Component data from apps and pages
········

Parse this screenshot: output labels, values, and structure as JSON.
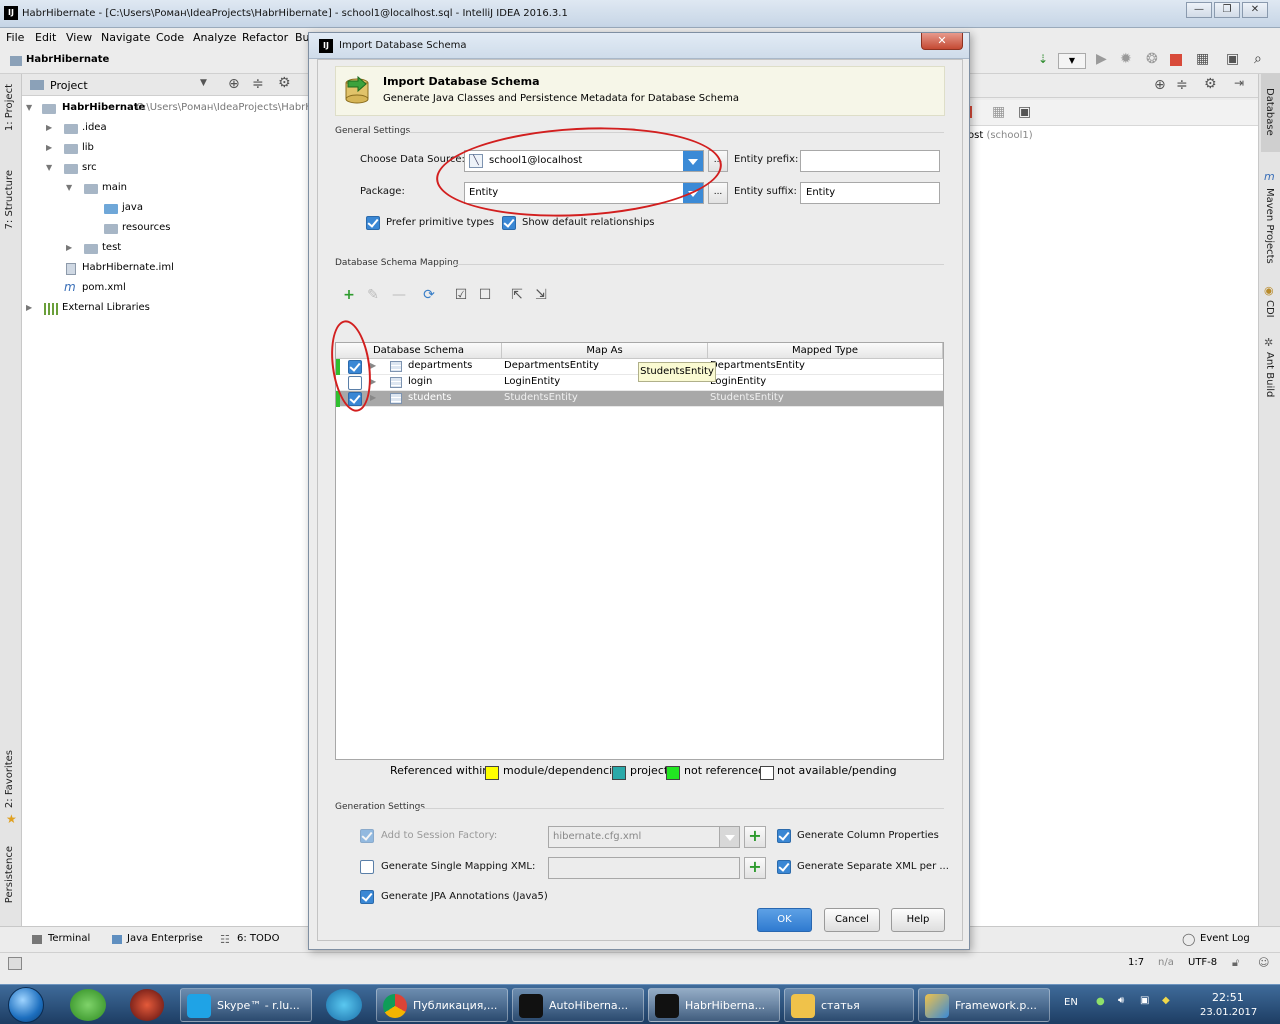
{
  "window": {
    "title": "HabrHibernate - [C:\\Users\\Роман\\IdeaProjects\\HabrHibernate] - school1@localhost.sql - IntelliJ IDEA 2016.3.1",
    "controls": [
      "—",
      "❐",
      "✕"
    ]
  },
  "menu": [
    "File",
    "Edit",
    "View",
    "Navigate",
    "Code",
    "Analyze",
    "Refactor",
    "Bu"
  ],
  "nav": {
    "crumb": "HabrHibernate"
  },
  "project_panel": {
    "header": "Project",
    "tree": [
      {
        "label": "HabrHibernate",
        "path": "C:\\Users\\Роман\\IdeaProjects\\HabrH"
      },
      {
        "label": ".idea"
      },
      {
        "label": "lib"
      },
      {
        "label": "src"
      },
      {
        "label": "main"
      },
      {
        "label": "java"
      },
      {
        "label": "resources"
      },
      {
        "label": "test"
      },
      {
        "label": "HabrHibernate.iml"
      },
      {
        "label": "pom.xml"
      },
      {
        "label": "External Libraries"
      }
    ]
  },
  "left_tools": [
    "1: Project",
    "7: Structure",
    "2: Favorites",
    "Persistence"
  ],
  "right_tools": [
    "Database",
    "Maven Projects",
    "CDI",
    "Ant Build"
  ],
  "right_panel": {
    "host": "ost",
    "host_sub": "(school1)"
  },
  "bottom_tools": [
    "Terminal",
    "Java Enterprise",
    "6: TODO"
  ],
  "event_log": "Event Log",
  "status": {
    "position": "1:7",
    "na": "n/a",
    "encoding": "UTF-8"
  },
  "dialog": {
    "title": "Import Database Schema",
    "banner_title": "Import Database Schema",
    "banner_subtitle": "Generate Java Classes and Persistence Metadata for Database Schema",
    "general_settings": "General Settings",
    "data_source_label": "Choose Data Source:",
    "data_source_value": "school1@localhost",
    "package_label": "Package:",
    "package_value": "Entity",
    "ellipsis": "...",
    "entity_prefix_label": "Entity prefix:",
    "entity_prefix_value": "",
    "entity_suffix_label": "Entity suffix:",
    "entity_suffix_value": "Entity",
    "prefer_primitive": "Prefer primitive types",
    "show_relationships": "Show default relationships",
    "mapping_section": "Database Schema Mapping",
    "columns": [
      "Database Schema",
      "Map As",
      "Mapped Type"
    ],
    "rows": [
      {
        "schema": "departments",
        "map_as": "DepartmentsEntity",
        "mapped": "DepartmentsEntity",
        "checked": true
      },
      {
        "schema": "login",
        "map_as": "LoginEntity",
        "mapped": "LoginEntity",
        "checked": false
      },
      {
        "schema": "students",
        "map_as": "StudentsEntity",
        "mapped": "StudentsEntity",
        "checked": true
      }
    ],
    "tooltip": "StudentsEntity",
    "legend_prefix": "Referenced within:",
    "legend": [
      {
        "label": "module/dependencies",
        "color": "#ffff00"
      },
      {
        "label": "project",
        "color": "#2aa9a9"
      },
      {
        "label": "not referenced",
        "color": "#22e622"
      },
      {
        "label": "not available/pending",
        "color": "#ffffff"
      }
    ],
    "generation_settings": "Generation Settings",
    "add_session_factory": "Add to Session Factory:",
    "session_factory_value": "hibernate.cfg.xml",
    "gen_single_xml": "Generate Single Mapping XML:",
    "gen_jpa": "Generate JPA Annotations (Java5)",
    "gen_column_props": "Generate Column Properties",
    "gen_separate_xml": "Generate Separate XML per ...",
    "ok": "OK",
    "cancel": "Cancel",
    "help": "Help"
  },
  "taskbar": {
    "items": [
      "Skype™ - r.lu...",
      "Публикация,...",
      "AutoHiberna...",
      "HabrHiberna...",
      "статья",
      "Framework.p..."
    ],
    "lang": "EN",
    "time": "22:51",
    "date": "23.01.2017"
  },
  "colors": {
    "accent": "#3a87d4",
    "annotation": "#d21f1f",
    "selected_row": "#a8a8a8",
    "banner": "#f6f6e8"
  }
}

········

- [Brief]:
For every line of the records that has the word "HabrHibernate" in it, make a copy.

- [Answer below]:
    "title": "HabrHibernate - [C:\\Users\\Роман\\IdeaProjects\\HabrHibernate] - school1@localhost.sql - IntelliJ IDEA 2016.3.1",
    "crumb": "HabrHibernate"
        "label": "HabrHibernate",
        "label": "HabrHibernate.iml"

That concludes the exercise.